At the heart of all these articles is this “blink and you’ll miss it” still from the Wonder Woman trailer.
Reactions of the above have run the the gamut from:
Wonder Woman should have leg hair + armpit hair. If she came from a place with no male standards of beauty she wouldn't gaf about body hair— Joshua Bruckner (@SirJoshington) August 13, 2016
Leaked screenshot reveals what Wonder Woman's armpits looked like before they were digitally altered by the patriarchy. pic.twitter.com/V4nZ07heaj— マイル (@martian_munk) March 18, 2017
Sometimes I look at Wonder Woman in comic books and I ask, "Diana, where is your armpit hair?"— Malediction Mel (@DybbukStay) January 3, 2014
"should Belle be lesbian?"— Detective Hoy (@officialhoyalty) March 18, 2017
"should Wonder Woman have armpit hair?"
NO. ENOUGH. It's not canon so stop! IT IS NOT CANON!
Fine. To reduce a non-issue to a few dozen subtweets is inconsequential and stupid. Especially when an armpit bears a striking resemblance to mine when I’ve forgotten how to apply self-tanner. So why are the aforementioned publications even picking up a story like this? Because no one loves a faux feminist rage quite like those who are decidedly against equality. Oh and clicks.
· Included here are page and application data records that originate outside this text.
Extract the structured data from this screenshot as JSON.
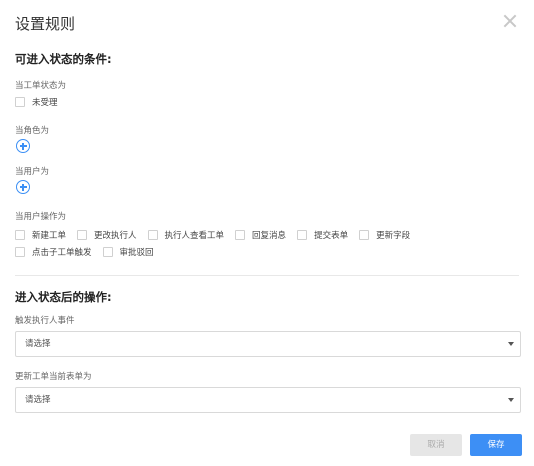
{
  "dialog": {
    "title": "设置规则"
  },
  "enter_conditions": {
    "title": "可进入状态的条件:",
    "ticket_status": {
      "label": "当工单状态为",
      "options": [
        "未受理"
      ]
    },
    "role": {
      "label": "当角色为"
    },
    "user": {
      "label": "当用户为"
    },
    "user_operation": {
      "label": "当用户操作为",
      "row1": [
        "新建工单",
        "更改执行人",
        "执行人查看工单",
        "回复消息",
        "提交表单",
        "更新字段"
      ],
      "row2": [
        "点击子工单触发",
        "审批驳回"
      ]
    }
  },
  "after_enter": {
    "title": "进入状态后的操作:",
    "trigger_event": {
      "label": "触发执行人事件",
      "placeholder": "请选择"
    },
    "update_form": {
      "label": "更新工单当前表单为",
      "placeholder": "请选择"
    }
  },
  "footer": {
    "cancel": "取消",
    "save": "保存"
  },
  "colors": {
    "accent": "#3d8ff5",
    "cancel_bg": "#e6e6e6"
  },
  "icons": {
    "close": "close-icon",
    "add": "plus-circle-icon",
    "dropdown": "caret-down-icon"
  }
}
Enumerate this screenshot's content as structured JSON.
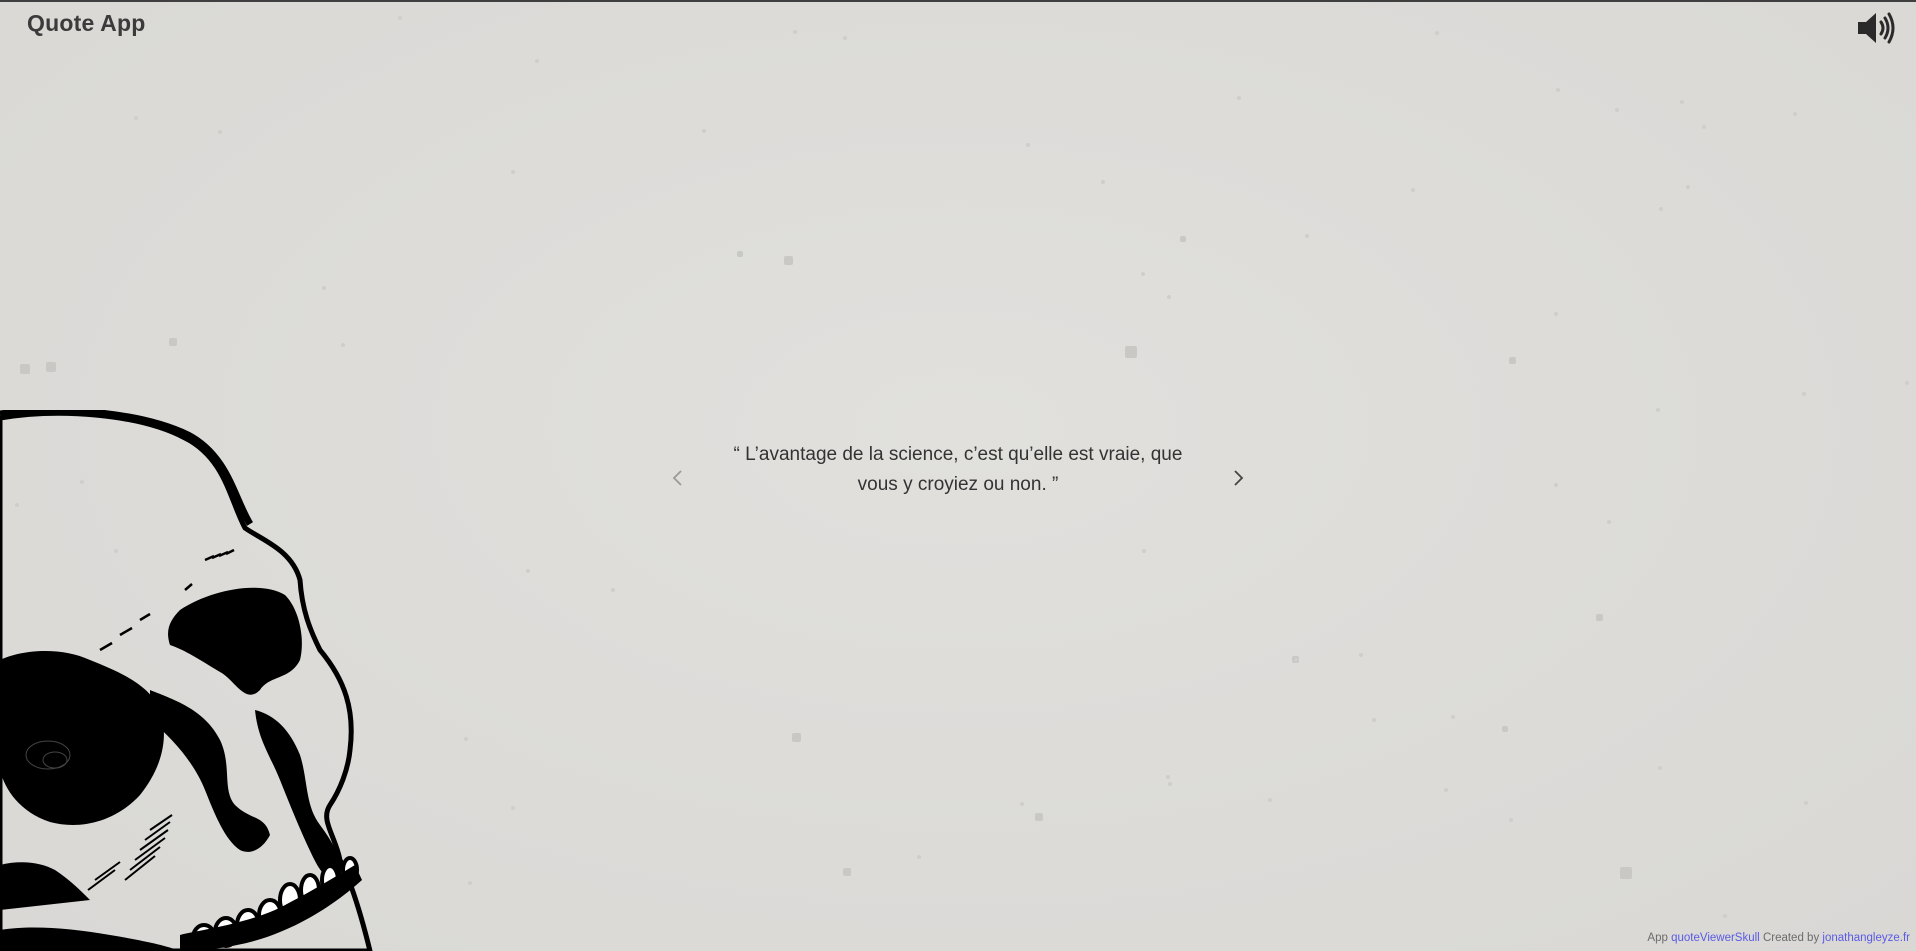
{
  "header": {
    "title": "Quote App",
    "sound_icon": "volume-up-icon"
  },
  "quote": {
    "open_mark": "“",
    "text": "L’avantage de la science, c’est qu’elle est vraie, que vous y croyiez ou non.",
    "close_mark": "”",
    "prev_icon": "chevron-left-icon",
    "next_icon": "chevron-right-icon"
  },
  "footer": {
    "app_prefix": "App",
    "app_link": "quoteViewerSkull",
    "created_by": "Created by",
    "author_link": "jonathangleyze.fr"
  },
  "colors": {
    "background": "#dddcd9",
    "text": "#333333",
    "link": "#5a5ae6",
    "skull": "#000000"
  }
}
Beautiful, angry, internet traffic clicks — the irony of which is not lost on me. I realize this is a bold stand to take, but all the ingredients are there:
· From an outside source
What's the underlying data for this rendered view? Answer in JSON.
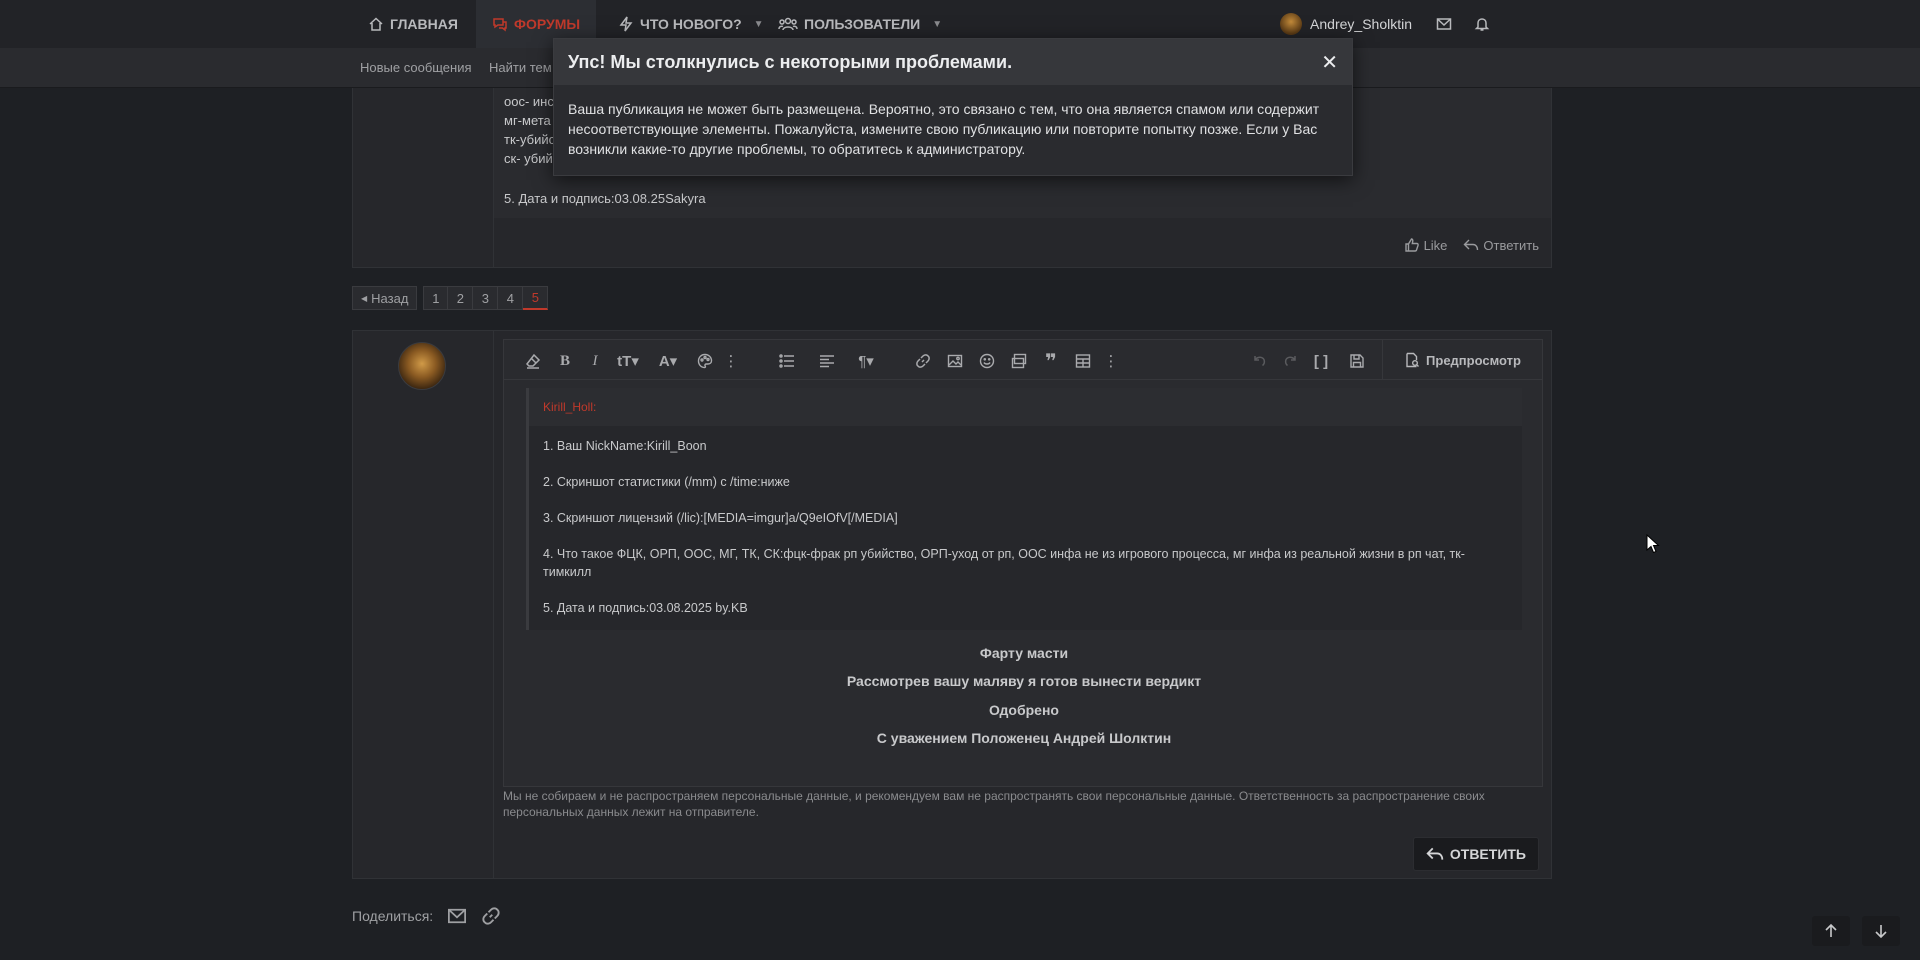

1. Take a beloved character
2. Allow interpretation of canon to develop
3. Start mixing portrayal of beloved character not aligning with a few dozen people’s ideal
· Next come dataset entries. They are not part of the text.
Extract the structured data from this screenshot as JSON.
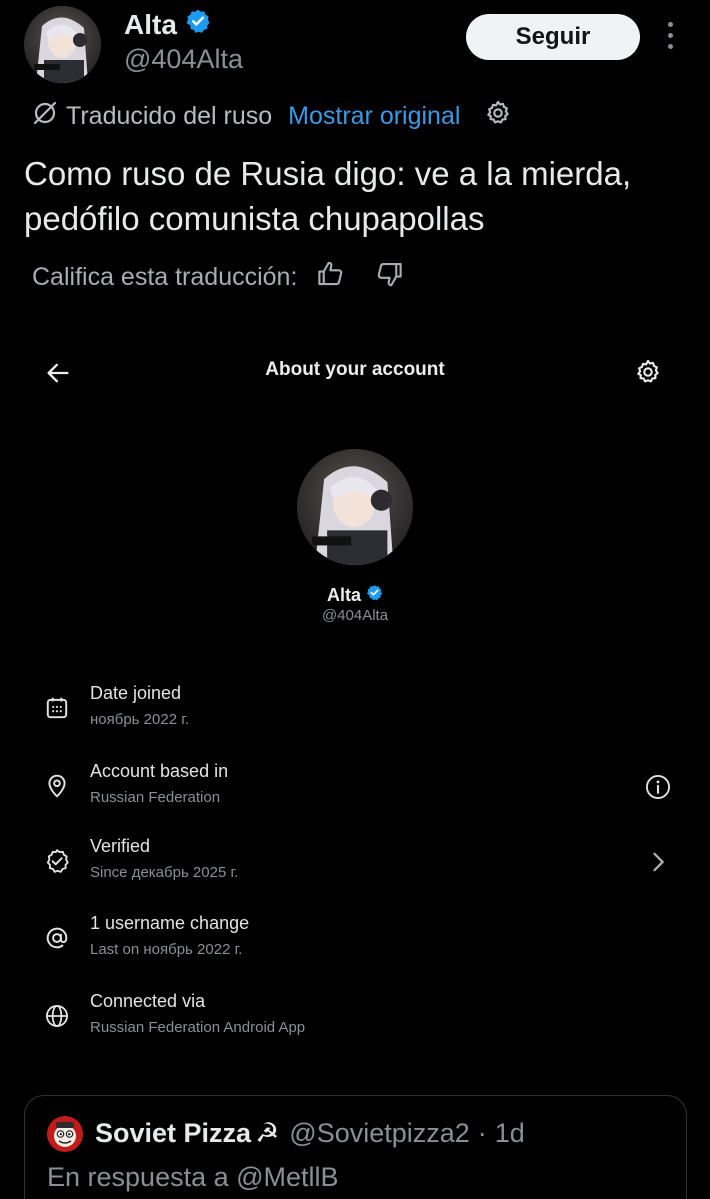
{
  "tweet": {
    "author_name": "Alta",
    "author_handle": "@404Alta",
    "follow_label": "Seguir",
    "translated_label": "Traducido del ruso",
    "show_original_label": "Mostrar original",
    "text": "Como ruso de Rusia digo: ve a la mierda, pedófilo comunista chupapollas",
    "rate_label": "Califica esta traducción:"
  },
  "about": {
    "title": "About your account",
    "name": "Alta",
    "handle": "@404Alta",
    "rows": [
      {
        "icon": "calendar-icon",
        "title": "Date joined",
        "subtitle": "ноябрь 2022 г."
      },
      {
        "icon": "location-pin-icon",
        "title": "Account based in",
        "subtitle": "Russian Federation",
        "trailing": "info-icon"
      },
      {
        "icon": "verified-badge-icon",
        "title": "Verified",
        "subtitle": "Since декабрь 2025 г.",
        "trailing": "chevron-right-icon"
      },
      {
        "icon": "at-sign-icon",
        "title": "1 username change",
        "subtitle": "Last on ноябрь 2022 г."
      },
      {
        "icon": "globe-icon",
        "title": "Connected via",
        "subtitle": "Russian Federation Android App"
      }
    ]
  },
  "quote": {
    "name": "Soviet Pizza",
    "symbol": "☭",
    "handle": "@Sovietpizza2",
    "separator": "·",
    "time": "1d",
    "reply_line": "En respuesta a @MetllB"
  },
  "colors": {
    "background": "#000000",
    "link_blue": "#3b9ae8",
    "verified_blue": "#1d9bf0",
    "text_primary": "#e7e9ea",
    "text_secondary": "#8b8f95"
  }
}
4. Add a pinch of an innocuous observation blown way out of proportion
5. Scorch the shit out of it with Twitter
Writers for those outlets are presuming and concluding that there are bogus cultural expectations in this movie based on a few people noticing that Diana Prince doesn’t have body hair when maybe she should. A plot point absolutely not involved in this movie. At all.
If a couple of die hard Wonder Woman fans are really going to get up in arms over a detail like armpit hair, they should really go all the way in then. Maybe spend some time with how everyone’s teeth in period movies should look more rotten, or how about how more people should have pox scars because of lack of antibiotics and vaccinations? Maybe give a few folks polio and take away some limbs.
But the issue at hand is this: Manufactured rage like this is doing an incredible disservice to equality in that stories like this get picked up by pro-feminism sites because more and more, comic book movies (and by extension, book-to-movie adaptations) and their fans nitpick over the tiniest details when it comes to sticking to canon. And when those fans start to voice their dissent and pick up steam, feminist websites report on them because of interest in intersectionality. What they fail to do, however, is genuinely assess whether or not this serves their readership and their overall mission. Because I’ll be honest, it’s stupid fucking stories like these that anti-feminism folks sink their teeth into when they go to launch their arguments over why feminists are so angry and lash out over tiny things. This is just ammunition in their arsenal.
Also, she was made of out mud and clay, so maybe pick a better hill to die on. But if those are going to be your hills, bring better artillery, because you’re bringing tickling to a gunfight.
H/T to the fantastic land mermaid @kdm/Kendra